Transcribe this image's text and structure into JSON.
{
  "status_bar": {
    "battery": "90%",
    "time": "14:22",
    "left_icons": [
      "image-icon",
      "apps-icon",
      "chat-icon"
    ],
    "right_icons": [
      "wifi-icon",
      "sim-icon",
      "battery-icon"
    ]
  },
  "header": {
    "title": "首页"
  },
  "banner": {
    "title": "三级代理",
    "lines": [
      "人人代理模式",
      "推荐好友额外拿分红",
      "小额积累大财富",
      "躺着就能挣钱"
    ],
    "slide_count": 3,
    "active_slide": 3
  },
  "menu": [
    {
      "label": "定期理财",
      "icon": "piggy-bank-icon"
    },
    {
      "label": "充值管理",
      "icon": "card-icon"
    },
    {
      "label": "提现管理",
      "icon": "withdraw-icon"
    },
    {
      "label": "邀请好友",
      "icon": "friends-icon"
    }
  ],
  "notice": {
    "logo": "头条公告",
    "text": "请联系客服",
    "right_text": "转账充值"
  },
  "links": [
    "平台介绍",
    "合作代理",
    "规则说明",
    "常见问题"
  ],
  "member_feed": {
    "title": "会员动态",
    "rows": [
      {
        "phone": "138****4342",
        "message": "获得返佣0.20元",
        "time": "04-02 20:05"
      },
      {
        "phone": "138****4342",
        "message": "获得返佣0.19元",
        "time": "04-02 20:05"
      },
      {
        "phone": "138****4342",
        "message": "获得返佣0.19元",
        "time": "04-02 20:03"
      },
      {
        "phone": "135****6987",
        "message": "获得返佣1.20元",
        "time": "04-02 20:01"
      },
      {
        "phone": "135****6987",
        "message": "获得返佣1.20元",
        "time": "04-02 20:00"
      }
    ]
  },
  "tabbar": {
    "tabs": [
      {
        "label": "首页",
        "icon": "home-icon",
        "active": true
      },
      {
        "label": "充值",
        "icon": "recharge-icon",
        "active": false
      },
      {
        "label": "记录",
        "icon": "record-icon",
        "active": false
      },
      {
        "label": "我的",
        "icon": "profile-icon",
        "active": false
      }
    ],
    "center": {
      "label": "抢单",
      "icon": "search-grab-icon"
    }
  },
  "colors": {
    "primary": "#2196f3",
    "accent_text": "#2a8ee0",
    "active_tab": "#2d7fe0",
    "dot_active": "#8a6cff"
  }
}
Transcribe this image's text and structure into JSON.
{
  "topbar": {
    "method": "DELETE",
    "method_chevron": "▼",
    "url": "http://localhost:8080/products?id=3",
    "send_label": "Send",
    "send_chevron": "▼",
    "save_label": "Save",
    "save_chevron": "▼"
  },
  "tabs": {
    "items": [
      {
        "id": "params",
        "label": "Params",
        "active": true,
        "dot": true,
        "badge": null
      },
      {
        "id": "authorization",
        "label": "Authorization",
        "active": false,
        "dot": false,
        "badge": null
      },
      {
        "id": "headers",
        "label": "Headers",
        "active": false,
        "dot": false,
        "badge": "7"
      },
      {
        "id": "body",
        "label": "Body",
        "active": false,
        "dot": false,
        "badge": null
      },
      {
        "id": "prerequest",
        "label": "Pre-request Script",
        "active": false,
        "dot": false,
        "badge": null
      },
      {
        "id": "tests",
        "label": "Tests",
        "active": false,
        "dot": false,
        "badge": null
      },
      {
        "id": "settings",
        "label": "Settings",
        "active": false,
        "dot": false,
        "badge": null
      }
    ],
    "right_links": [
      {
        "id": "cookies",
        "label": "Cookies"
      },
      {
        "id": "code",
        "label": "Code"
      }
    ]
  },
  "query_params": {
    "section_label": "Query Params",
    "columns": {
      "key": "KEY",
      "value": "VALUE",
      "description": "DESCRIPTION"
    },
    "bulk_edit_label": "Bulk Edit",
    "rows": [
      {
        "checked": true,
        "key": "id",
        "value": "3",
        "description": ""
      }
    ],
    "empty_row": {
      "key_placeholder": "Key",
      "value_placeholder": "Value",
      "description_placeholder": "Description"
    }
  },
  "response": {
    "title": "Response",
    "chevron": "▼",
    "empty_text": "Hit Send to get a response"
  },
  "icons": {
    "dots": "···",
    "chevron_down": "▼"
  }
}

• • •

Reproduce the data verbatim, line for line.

Transcribe this image's text and structure into JSON.
{
  "status_bar": {
    "battery": "90%",
    "time": "14:22",
    "left_icons": [
      "image-icon",
      "apps-icon",
      "chat-icon"
    ],
    "right_icons": [
      "wifi-icon",
      "sim-icon",
      "battery-icon"
    ]
  },
  "header": {
    "title": "首页"
  },
  "banner": {
    "title": "三级代理",
    "lines": [
      "人人代理模式",
      "推荐好友额外拿分红",
      "小额积累大财富",
      "躺着就能挣钱"
    ],
    "slide_count": 3,
    "active_slide": 3
  },
  "menu": [
    {
      "label": "定期理财",
      "icon": "piggy-bank-icon"
    },
    {
      "label": "充值管理",
      "icon": "card-icon"
    },
    {
      "label": "提现管理",
      "icon": "withdraw-icon"
    },
    {
      "label": "邀请好友",
      "icon": "friends-icon"
    }
  ],
  "notice": {
    "logo": "头条公告",
    "text": "请联系客服",
    "right_text": "转账充值"
  },
  "links": [
    "平台介绍",
    "合作代理",
    "规则说明",
    "常见问题"
  ],
  "member_feed": {
    "title": "会员动态",
    "rows": [
      {
        "phone": "138****4342",
        "message": "获得返佣0.20元",
        "time": "04-02 20:05"
      },
      {
        "phone": "138****4342",
        "message": "获得返佣0.19元",
        "time": "04-02 20:05"
      },
      {
        "phone": "138****4342",
        "message": "获得返佣0.19元",
        "time": "04-02 20:03"
      },
      {
        "phone": "135****6987",
        "message": "获得返佣1.20元",
        "time": "04-02 20:01"
      },
      {
        "phone": "135****6987",
        "message": "获得返佣1.20元",
        "time": "04-02 20:00"
      }
    ]
  },
  "tabbar": {
    "tabs": [
      {
        "label": "首页",
        "icon": "home-icon",
        "active": true
      },
      {
        "label": "充值",
        "icon": "recharge-icon",
        "active": false
      },
      {
        "label": "记录",
        "icon": "record-icon",
        "active": false
      },
      {
        "label": "我的",
        "icon": "profile-icon",
        "active": false
      }
    ],
    "center": {
      "label": "抢单",
      "icon": "search-grab-icon"
    }
  },
  "colors": {
    "primary": "#2196f3",
    "accent_text": "#2a8ee0",
    "active_tab": "#2d7fe0",
    "dot_active": "#8a6cff"
  }
}
Transcribe this image's text and structure into JSON.
{
  "topbar": {
    "method": "DELETE",
    "method_chevron": "▼",
    "url": "http://localhost:8080/products?id=3",
    "send_label": "Send",
    "send_chevron": "▼",
    "save_label": "Save",
    "save_chevron": "▼"
  },
  "tabs": {
    "items": [
      {
        "id": "params",
        "label": "Params",
        "active": true,
        "dot": true,
        "badge": null
      },
      {
        "id": "authorization",
        "label": "Authorization",
        "active": false,
        "dot": false,
        "badge": null
      },
      {
        "id": "headers",
        "label": "Headers",
        "active": false,
        "dot": false,
        "badge": "7"
      },
      {
        "id": "body",
        "label": "Body",
        "active": false,
        "dot": false,
        "badge": null
      },
      {
        "id": "prerequest",
        "label": "Pre-request Script",
        "active": false,
        "dot": false,
        "badge": null
      },
      {
        "id": "tests",
        "label": "Tests",
        "active": false,
        "dot": false,
        "badge": null
      },
      {
        "id": "settings",
        "label": "Settings",
        "active": false,
        "dot": false,
        "badge": null
      }
    ],
    "right_links": [
      {
        "id": "cookies",
        "label": "Cookies"
      },
      {
        "id": "code",
        "label": "Code"
      }
    ]
  },
  "query_params": {
    "section_label": "Query Params",
    "columns": {
      "key": "KEY",
      "value": "VALUE",
      "description": "DESCRIPTION"
    },
    "bulk_edit_label": "Bulk Edit",
    "rows": [
      {
        "checked": true,
        "key": "id",
        "value": "3",
        "description": ""
      }
    ],
    "empty_row": {
      "key_placeholder": "Key",
      "value_placeholder": "Value",
      "description_placeholder": "Description"
    }
  },
  "response": {
    "title": "Response",
    "chevron": "▼",
    "empty_text": "Hit Send to get a response"
  },
  "icons": {
    "dots": "···",
    "chevron_down": "▼"
  }
}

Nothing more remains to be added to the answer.